You can cope with deadlocks and reduce the likelihood of their occurrence with the following techniques:
Use SHOW ENGINE INNODB STATUS to determine the cause of the latest
deadlock. That can help you to tune your application to avoid
Always be prepared to re-issue a transaction if it fails due to
deadlock. Deadlocks are not dangerous. Just try again.
Commit your transactions often. Small transactions are less prone to
If you are using locking reads (SELECT ... FOR UPDATE or SELECT ...
LOCK IN SHARE MODE), try using a lower isolation level such as READ
Access your tables and rows in a fixed order. Then transactions form
well-defined queues and do not deadlock.
Add well-chosen indexes to your tables. Then your queries need to
scan fewer index records and consequently set fewer locks. Use
EXPLAIN SELECT to determine which indexes the MySQL server regards as
the most appropriate for your queries.
Use less locking. If you can afford to permit a SELECT to return data
from an old snapshot, do not add the clause FOR UPDATE or LOCK IN
SHARE MODE to it. Using the READ COMMITTED isolation level is good
here, because each consistent read within the same transaction reads

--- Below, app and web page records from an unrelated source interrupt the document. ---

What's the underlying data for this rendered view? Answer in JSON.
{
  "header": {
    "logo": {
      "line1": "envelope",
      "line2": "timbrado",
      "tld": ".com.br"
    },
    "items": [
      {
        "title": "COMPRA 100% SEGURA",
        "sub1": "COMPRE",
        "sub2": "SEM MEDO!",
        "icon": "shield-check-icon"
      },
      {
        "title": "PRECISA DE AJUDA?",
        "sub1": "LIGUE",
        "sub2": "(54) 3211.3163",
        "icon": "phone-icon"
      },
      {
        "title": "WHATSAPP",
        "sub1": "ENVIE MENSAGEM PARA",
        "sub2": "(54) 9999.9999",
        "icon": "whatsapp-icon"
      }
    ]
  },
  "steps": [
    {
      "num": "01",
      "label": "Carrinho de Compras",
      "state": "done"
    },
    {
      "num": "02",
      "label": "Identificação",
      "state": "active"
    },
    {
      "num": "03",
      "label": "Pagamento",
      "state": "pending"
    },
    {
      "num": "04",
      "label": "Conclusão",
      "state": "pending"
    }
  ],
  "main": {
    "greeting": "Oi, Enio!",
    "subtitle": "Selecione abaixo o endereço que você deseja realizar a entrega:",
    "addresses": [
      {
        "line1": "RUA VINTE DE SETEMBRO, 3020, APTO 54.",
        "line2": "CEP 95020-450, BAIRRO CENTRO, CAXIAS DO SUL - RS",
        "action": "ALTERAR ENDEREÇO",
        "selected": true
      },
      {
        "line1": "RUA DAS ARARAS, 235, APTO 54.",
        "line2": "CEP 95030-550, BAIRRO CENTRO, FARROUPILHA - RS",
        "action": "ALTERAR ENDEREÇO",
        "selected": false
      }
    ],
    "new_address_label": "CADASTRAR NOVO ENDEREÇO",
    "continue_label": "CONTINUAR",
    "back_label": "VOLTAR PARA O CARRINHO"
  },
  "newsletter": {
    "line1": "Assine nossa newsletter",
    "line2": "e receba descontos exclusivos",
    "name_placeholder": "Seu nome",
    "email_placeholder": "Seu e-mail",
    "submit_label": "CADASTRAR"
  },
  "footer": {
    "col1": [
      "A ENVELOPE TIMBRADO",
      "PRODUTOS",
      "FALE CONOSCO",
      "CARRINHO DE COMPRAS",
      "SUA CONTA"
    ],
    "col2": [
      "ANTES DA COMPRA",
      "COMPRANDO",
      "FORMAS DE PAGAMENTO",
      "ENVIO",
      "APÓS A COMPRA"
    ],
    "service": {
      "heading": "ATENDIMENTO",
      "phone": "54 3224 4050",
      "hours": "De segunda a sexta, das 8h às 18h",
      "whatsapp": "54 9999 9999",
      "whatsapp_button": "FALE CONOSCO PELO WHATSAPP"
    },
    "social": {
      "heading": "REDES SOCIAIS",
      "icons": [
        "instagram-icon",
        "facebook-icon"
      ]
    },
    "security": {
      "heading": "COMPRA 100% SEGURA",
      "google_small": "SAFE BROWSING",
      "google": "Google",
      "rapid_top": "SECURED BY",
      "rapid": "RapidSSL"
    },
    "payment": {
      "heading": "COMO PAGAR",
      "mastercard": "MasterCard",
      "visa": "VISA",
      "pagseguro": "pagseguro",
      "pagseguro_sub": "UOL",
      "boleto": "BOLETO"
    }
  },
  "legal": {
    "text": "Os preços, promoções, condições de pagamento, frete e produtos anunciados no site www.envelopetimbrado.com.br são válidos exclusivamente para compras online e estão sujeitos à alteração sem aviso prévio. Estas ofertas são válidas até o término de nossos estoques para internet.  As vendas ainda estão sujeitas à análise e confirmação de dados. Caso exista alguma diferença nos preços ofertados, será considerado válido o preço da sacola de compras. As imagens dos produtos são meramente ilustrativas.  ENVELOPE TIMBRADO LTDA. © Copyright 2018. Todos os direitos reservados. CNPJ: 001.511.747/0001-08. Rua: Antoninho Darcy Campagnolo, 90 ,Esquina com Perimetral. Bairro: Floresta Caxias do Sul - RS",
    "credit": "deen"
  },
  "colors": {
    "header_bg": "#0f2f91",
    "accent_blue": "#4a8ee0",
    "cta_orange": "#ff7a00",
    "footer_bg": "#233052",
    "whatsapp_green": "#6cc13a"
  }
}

from its own fresh snapshot. You should also set the value of
innodb_support_xa to 0, which will reduce the number of disk flushes
due to synchronizing on disk data and the binary log.
If nothing else helps, serialize your transactions with table-level
locks. The correct way to use LOCK TABLES with transactional tables,
such as InnoDB tables, is to begin a transaction with SET autocommit
= 0 (not START TRANSACTION) followed by LOCK TABLES, and to not call UNLOCK TABLES until you commit the transaction explicitly. For
example, if you need to write to table t1 and read from table t2, you
can do this:
LOCK TABLES t1 WRITE, t2 READ, ...;... do something with tables t1 and t2 here ...
Table-level locks make your transactions queue nicely and avoid deadlocks.
- Another way to serialize transactions is to create an auxiliary
“semaphore” table that contains just a single row. Have each
transaction update that row before accessing other tables. In that
way, all transactions happen in a serial fashion. Note that the
InnoDB instant deadlock detection algorithm also works in this case,
because the serializing lock is a row-level lock. With MySQL
table-level locks, the timeout method must be used to resolve